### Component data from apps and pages
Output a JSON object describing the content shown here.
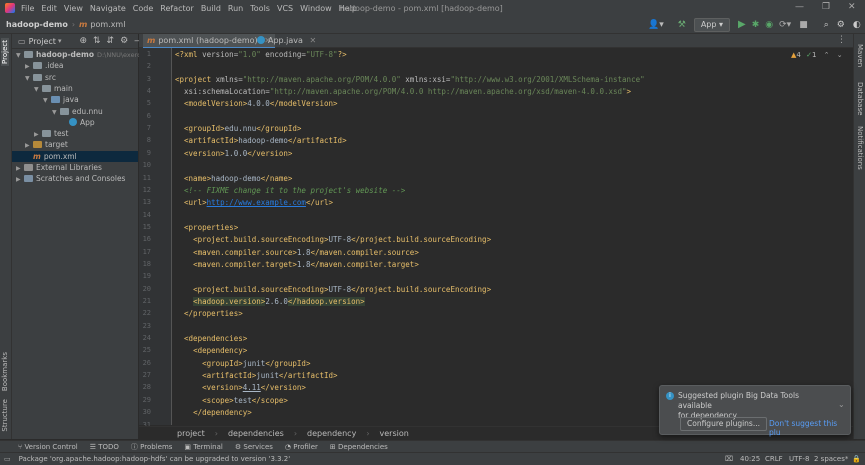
{
  "menu": [
    "File",
    "Edit",
    "View",
    "Navigate",
    "Code",
    "Refactor",
    "Build",
    "Run",
    "Tools",
    "VCS",
    "Window",
    "Help"
  ],
  "window_title": "hadoop-demo - pom.xml [hadoop-demo]",
  "nav": {
    "project": "hadoop-demo",
    "file": "pom.xml"
  },
  "run_config": "App",
  "project_panel": {
    "title": "Project",
    "tree": [
      {
        "label": "hadoop-demo",
        "extra": "D:\\NNU\\exerci",
        "indent": 0,
        "kind": "folder",
        "open": true,
        "bold": true
      },
      {
        "label": ".idea",
        "indent": 1,
        "kind": "folder",
        "open": false
      },
      {
        "label": "src",
        "indent": 1,
        "kind": "folder",
        "open": true
      },
      {
        "label": "main",
        "indent": 2,
        "kind": "folder",
        "open": true
      },
      {
        "label": "java",
        "indent": 3,
        "kind": "src",
        "open": true
      },
      {
        "label": "edu.nnu",
        "indent": 4,
        "kind": "folder",
        "open": true
      },
      {
        "label": "App",
        "indent": 5,
        "kind": "class"
      },
      {
        "label": "test",
        "indent": 2,
        "kind": "folder",
        "open": false
      },
      {
        "label": "target",
        "indent": 1,
        "kind": "target",
        "open": false
      },
      {
        "label": "pom.xml",
        "indent": 1,
        "kind": "maven",
        "selected": true
      },
      {
        "label": "External Libraries",
        "indent": 0,
        "kind": "lib",
        "open": false
      },
      {
        "label": "Scratches and Consoles",
        "indent": 0,
        "kind": "scratch",
        "open": false
      }
    ]
  },
  "tabs": [
    {
      "label": "pom.xml (hadoop-demo)",
      "active": true
    },
    {
      "label": "App.java",
      "active": false
    }
  ],
  "inspections": {
    "warnings": "4",
    "ok": "1"
  },
  "code_lines": [
    {
      "n": "1",
      "html": "<span class='tag'>&lt;?xml </span><span class='attr'>version=</span><span class='str'>\"1.0\"</span><span class='attr'> encoding=</span><span class='str'>\"UTF-8\"</span><span class='tag'>?&gt;</span>"
    },
    {
      "n": "2",
      "html": ""
    },
    {
      "n": "3",
      "html": "<span class='tag'>&lt;project </span><span class='attr'>xmlns=</span><span class='str'>\"http://maven.apache.org/POM/4.0.0\"</span><span class='attr'> xmlns:xsi=</span><span class='str'>\"http://www.w3.org/2001/XMLSchema-instance\"</span>"
    },
    {
      "n": "4",
      "html": "  <span class='attr'>xsi:schemaLocation=</span><span class='str'>\"http://maven.apache.org/POM/4.0.0 http://maven.apache.org/xsd/maven-4.0.0.xsd\"</span><span class='tag'>&gt;</span>"
    },
    {
      "n": "5",
      "html": "  <span class='tag'>&lt;modelVersion&gt;</span>4.0.0<span class='tag'>&lt;/modelVersion&gt;</span>"
    },
    {
      "n": "6",
      "html": ""
    },
    {
      "n": "7",
      "html": "  <span class='tag'>&lt;groupId&gt;</span>edu.nnu<span class='tag'>&lt;/groupId&gt;</span>"
    },
    {
      "n": "8",
      "html": "  <span class='tag'>&lt;artifactId&gt;</span>hadoop-demo<span class='tag'>&lt;/artifactId&gt;</span>"
    },
    {
      "n": "9",
      "html": "  <span class='tag'>&lt;version&gt;</span>1.0.0<span class='tag'>&lt;/version&gt;</span>"
    },
    {
      "n": "10",
      "html": ""
    },
    {
      "n": "11",
      "html": "  <span class='tag'>&lt;name&gt;</span>hadoop-demo<span class='tag'>&lt;/name&gt;</span>"
    },
    {
      "n": "12",
      "html": "  <span class='cmt'>&lt;!-- FIXME change it to the project's website --&gt;</span>"
    },
    {
      "n": "13",
      "html": "  <span class='tag'>&lt;url&gt;</span><span class='url'>http://www.example.com</span><span class='tag'>&lt;/url&gt;</span>"
    },
    {
      "n": "14",
      "html": ""
    },
    {
      "n": "15",
      "html": "  <span class='tag'>&lt;properties&gt;</span>"
    },
    {
      "n": "16",
      "html": "    <span class='tag'>&lt;project.build.sourceEncoding&gt;</span>UTF-8<span class='tag'>&lt;/project.build.sourceEncoding&gt;</span>"
    },
    {
      "n": "17",
      "html": "    <span class='tag'>&lt;maven.compiler.source&gt;</span>1.8<span class='tag'>&lt;/maven.compiler.source&gt;</span>"
    },
    {
      "n": "18",
      "html": "    <span class='tag'>&lt;maven.compiler.target&gt;</span>1.8<span class='tag'>&lt;/maven.compiler.target&gt;</span>"
    },
    {
      "n": "19",
      "html": ""
    },
    {
      "n": "20",
      "html": "    <span class='tag'>&lt;project.build.sourceEncoding&gt;</span>UTF-8<span class='tag'>&lt;/project.build.sourceEncoding&gt;</span>"
    },
    {
      "n": "21",
      "html": "    <span class='tag hl'>&lt;hadoop.version&gt;</span>2.6.0<span class='tag hl'>&lt;/hadoop.version&gt;</span>"
    },
    {
      "n": "22",
      "html": "  <span class='tag'>&lt;/properties&gt;</span>"
    },
    {
      "n": "23",
      "html": ""
    },
    {
      "n": "24",
      "html": "  <span class='tag'>&lt;dependencies&gt;</span>"
    },
    {
      "n": "25",
      "html": "    <span class='tag'>&lt;dependency&gt;</span>"
    },
    {
      "n": "26",
      "html": "      <span class='tag'>&lt;groupId&gt;</span>junit<span class='tag'>&lt;/groupId&gt;</span>"
    },
    {
      "n": "27",
      "html": "      <span class='tag'>&lt;artifactId&gt;</span>junit<span class='tag'>&lt;/artifactId&gt;</span>"
    },
    {
      "n": "28",
      "html": "      <span class='tag'>&lt;version&gt;</span><u>4.11</u><span class='tag'>&lt;/version&gt;</span>"
    },
    {
      "n": "29",
      "html": "      <span class='tag'>&lt;scope&gt;</span>test<span class='tag'>&lt;/scope&gt;</span>"
    },
    {
      "n": "30",
      "html": "    <span class='tag'>&lt;/dependency&gt;</span>"
    },
    {
      "n": "31",
      "html": ""
    }
  ],
  "breadcrumbs": [
    "project",
    "dependencies",
    "dependency",
    "version"
  ],
  "toolwindows": [
    "Version Control",
    "TODO",
    "Problems",
    "Terminal",
    "Services",
    "Profiler",
    "Dependencies"
  ],
  "status": {
    "message": "Package 'org.apache.hadoop:hadoop-hdfs' can be upgraded to version '3.3.2'",
    "position": "40:25",
    "line_sep": "CRLF",
    "encoding": "UTF-8",
    "indent": "2 spaces*"
  },
  "notification": {
    "text1": "Suggested plugin Big Data Tools available",
    "text2": "for dependency...",
    "action": "Configure plugins...",
    "dismiss": "Don't suggest this plu"
  },
  "side_labels": {
    "left_top": "Project",
    "left_bookmarks": "Bookmarks",
    "left_structure": "Structure",
    "right_maven": "Maven",
    "right_database": "Database",
    "right_notifications": "Notifications"
  }
}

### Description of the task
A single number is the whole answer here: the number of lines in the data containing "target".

### Answer to this problem
3